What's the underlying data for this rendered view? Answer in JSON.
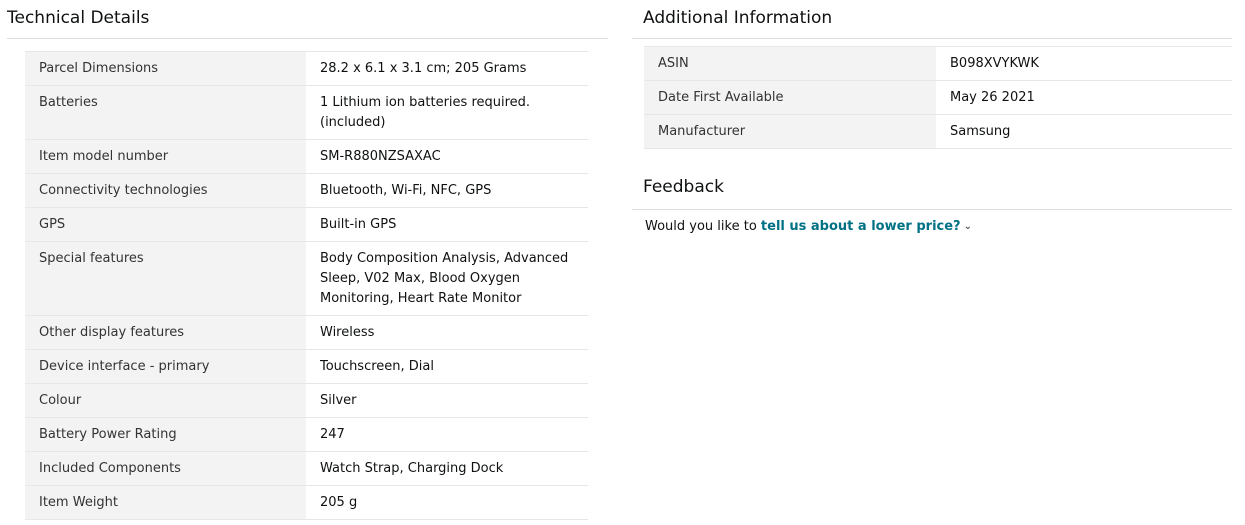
{
  "technical_details": {
    "title": "Technical Details",
    "rows": [
      {
        "key": "Parcel Dimensions",
        "value": "28.2 x 6.1 x 3.1 cm; 205 Grams"
      },
      {
        "key": "Batteries",
        "value": "1 Lithium ion batteries required. (included)"
      },
      {
        "key": "Item model number",
        "value": "SM-R880NZSAXAC"
      },
      {
        "key": "Connectivity technologies",
        "value": "Bluetooth, Wi-Fi, NFC, GPS"
      },
      {
        "key": "GPS",
        "value": "Built-in GPS"
      },
      {
        "key": "Special features",
        "value": "Body Composition Analysis, Advanced Sleep, V02 Max, Blood Oxygen Monitoring, Heart Rate Monitor"
      },
      {
        "key": "Other display features",
        "value": "Wireless"
      },
      {
        "key": "Device interface - primary",
        "value": "Touchscreen, Dial"
      },
      {
        "key": "Colour",
        "value": "Silver"
      },
      {
        "key": "Battery Power Rating",
        "value": "247"
      },
      {
        "key": "Included Components",
        "value": "Watch Strap, Charging Dock"
      },
      {
        "key": "Item Weight",
        "value": "205 g"
      }
    ]
  },
  "additional_information": {
    "title": "Additional Information",
    "rows": [
      {
        "key": "ASIN",
        "value": "B098XVYKWK"
      },
      {
        "key": "Date First Available",
        "value": "May 26 2021"
      },
      {
        "key": "Manufacturer",
        "value": "Samsung"
      }
    ]
  },
  "feedback": {
    "title": "Feedback",
    "prompt": "Would you like to",
    "link_text": "tell us about a lower price?",
    "link_icon": "chevron-down-icon"
  }
}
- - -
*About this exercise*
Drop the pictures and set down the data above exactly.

*Output for this exercise*
What's the underlying data for this rendered view? Answer in JSON.
{
  "technical_details": {
    "title": "Technical Details",
    "rows": [
      {
        "key": "Parcel Dimensions",
        "value": "28.2 x 6.1 x 3.1 cm; 205 Grams"
      },
      {
        "key": "Batteries",
        "value": "1 Lithium ion batteries required. (included)"
      },
      {
        "key": "Item model number",
        "value": "SM-R880NZSAXAC"
      },
      {
        "key": "Connectivity technologies",
        "value": "Bluetooth, Wi-Fi, NFC, GPS"
      },
      {
        "key": "GPS",
        "value": "Built-in GPS"
      },
      {
        "key": "Special features",
        "value": "Body Composition Analysis, Advanced Sleep, V02 Max, Blood Oxygen Monitoring, Heart Rate Monitor"
      },
      {
        "key": "Other display features",
        "value": "Wireless"
      },
      {
        "key": "Device interface - primary",
        "value": "Touchscreen, Dial"
      },
      {
        "key": "Colour",
        "value": "Silver"
      },
      {
        "key": "Battery Power Rating",
        "value": "247"
      },
      {
        "key": "Included Components",
        "value": "Watch Strap, Charging Dock"
      },
      {
        "key": "Item Weight",
        "value": "205 g"
      }
    ]
  },
  "additional_information": {
    "title": "Additional Information",
    "rows": [
      {
        "key": "ASIN",
        "value": "B098XVYKWK"
      },
      {
        "key": "Date First Available",
        "value": "May 26 2021"
      },
      {
        "key": "Manufacturer",
        "value": "Samsung"
      }
    ]
  },
  "feedback": {
    "title": "Feedback",
    "prompt": "Would you like to",
    "link_text": "tell us about a lower price?",
    "link_icon": "chevron-down-icon"
  }
}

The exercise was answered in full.